The student is an elected student senator at the U and a person of color. His post quickly went viral with a large reaction leading the police to release the video of the stop – which just happens to show a completely different interaction.
The dashcam video (below) shows a completely different interaction with the officers who initially think the student was a white male and discuss if they should stop or not. They decide to stop and turn on their lights. The officers approached the student with a friendly “Hey” and explained that they had a robbery of a person kind of matching his description – wearing a dark hoodie. The student explains he’s a student and offers to show his ID, the officer says he believes him and says “he’s good to go”. The student, clearly not traumatized by the whole situation, asks if he can get a ride. The officers decline. The whole encounter lasts about a minute, it was friendly, straightforward, and simply the officers doing their job.
Racial profiling stories regarding U of M Police can be found going back several years and this recent interaction took place just days after an external review of the department concluded that U of M police should be forced to wear body cameras and not have access to military-grade weapons. The study was ordered last fall following student demands for accountability after George Floyd’s death. The University of Minnesota President, Joan Gabel, will act immediately on four of the report’s recommendations, including body cameras, meeting with local government to coordinate public safety response, creating a campus safety app for students and staff, and transferring oversight of the department to another University staff member.
The problem here is, the false narratives spread by soapbox, social media, victim seekers often spread farther and faster than the less glamourous truth comes out shortly after, leaving most of the world believing the false story, and reframing their perspectives on what they don’t realize is a lie.
These fake narratives are becoming all too common, like the staged attack of Jussie Smollett in 2019 or Rachel Dolezal pretending to be a person of color, having a leadership position at the NAACP. In all three of these stories, race was extorted for benefit – attention, career, politics etc. We all bear the cost of these sole actors. Their viral stories taint our view of the world, drive anger and resentment, and they push people away from one another.
Turning what should be a factual report of an event into a Golden Globe-winning drama when it serves those with the bullhorn, is all too common these days. The recent President Trump impeachment trials highlighted this with Democrat Representatives calling it the “bloodiest day at the capital” and calling for a 9/11 type commission to examine what happened in the few hours of the Capitol Insurrection, while those same representatives ignored their members’ own calls for attacking Trump supporters, and the many other uprisings that happened around the country in the last year.
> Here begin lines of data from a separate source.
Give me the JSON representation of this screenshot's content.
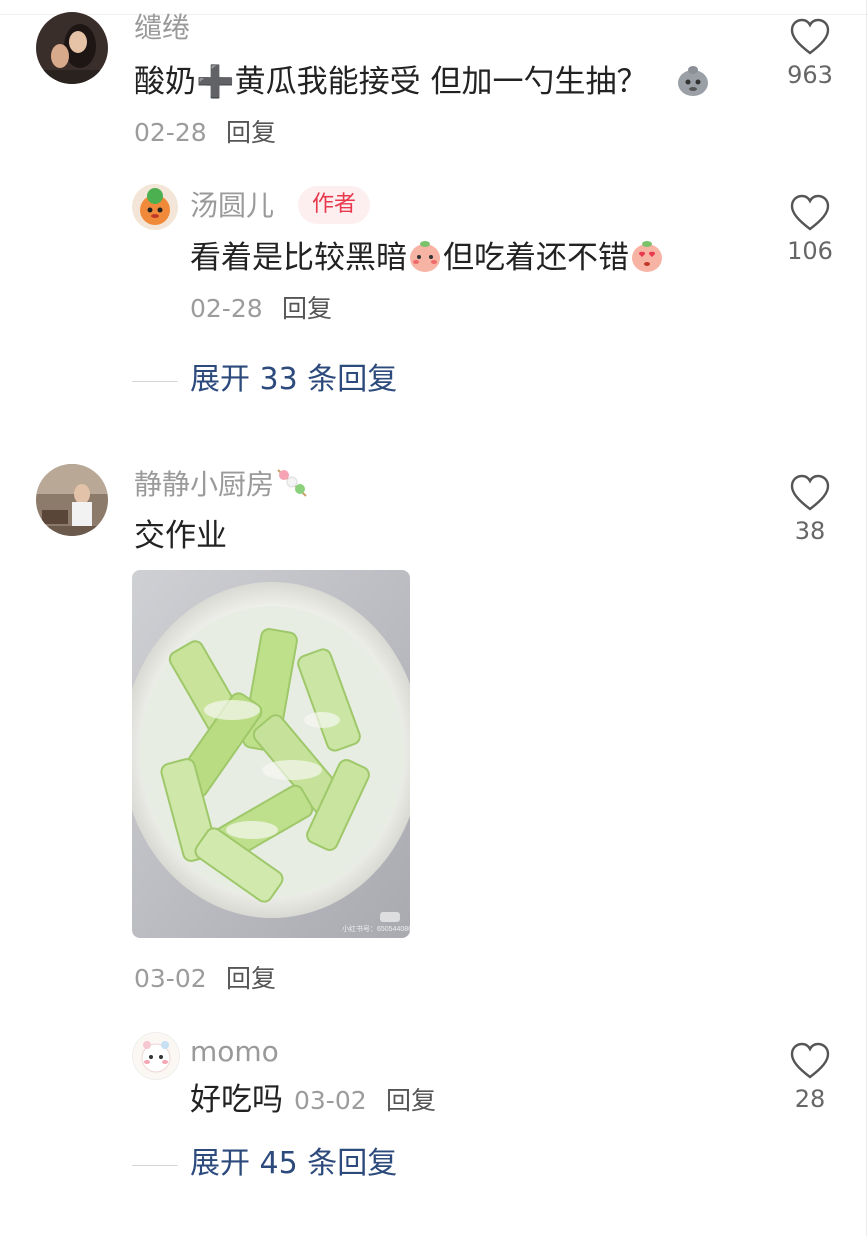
{
  "comments": [
    {
      "username": "缱绻",
      "text": "酸奶➕黄瓜我能接受 但加一勺生抽？",
      "date": "02-28",
      "reply_label": "回复",
      "likes": "963",
      "emoji": "thinking-sticker-icon"
    },
    {
      "username": "汤圆儿",
      "author_tag": "作者",
      "text_a": "看着是比较黑暗",
      "text_b": "但吃着还不错",
      "date": "02-28",
      "reply_label": "回复",
      "likes": "106"
    },
    {
      "username": "静静小厨房",
      "text": "交作业",
      "date": "03-02",
      "reply_label": "回复",
      "likes": "38",
      "photo_watermark": "小红书号：6505440869"
    },
    {
      "username": "momo",
      "text": "好吃吗",
      "date": "03-02",
      "reply_label": "回复",
      "likes": "28"
    }
  ],
  "expand_1": "展开 33 条回复",
  "expand_2": "展开 45 条回复",
  "colors": {
    "accent_link": "#2c4a7c",
    "author_tag_bg": "#fdeef0",
    "author_tag_text": "#e8394d"
  }
}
We are creating a dangerous scenario. Taking any situation and drumming up the drama as an attempt for attention, funds, or fame will eventually stop triggering Americans. We’ll stop believing and reacting, and we might accidentally not recognize when something is really horribly wrong. The student who cried profiling is just like the Boy Who Cried Wolf, doing a disservice to his own cause of combatting racial concerns. When something truly awful happens, after being deceived in the past, no one will come to help.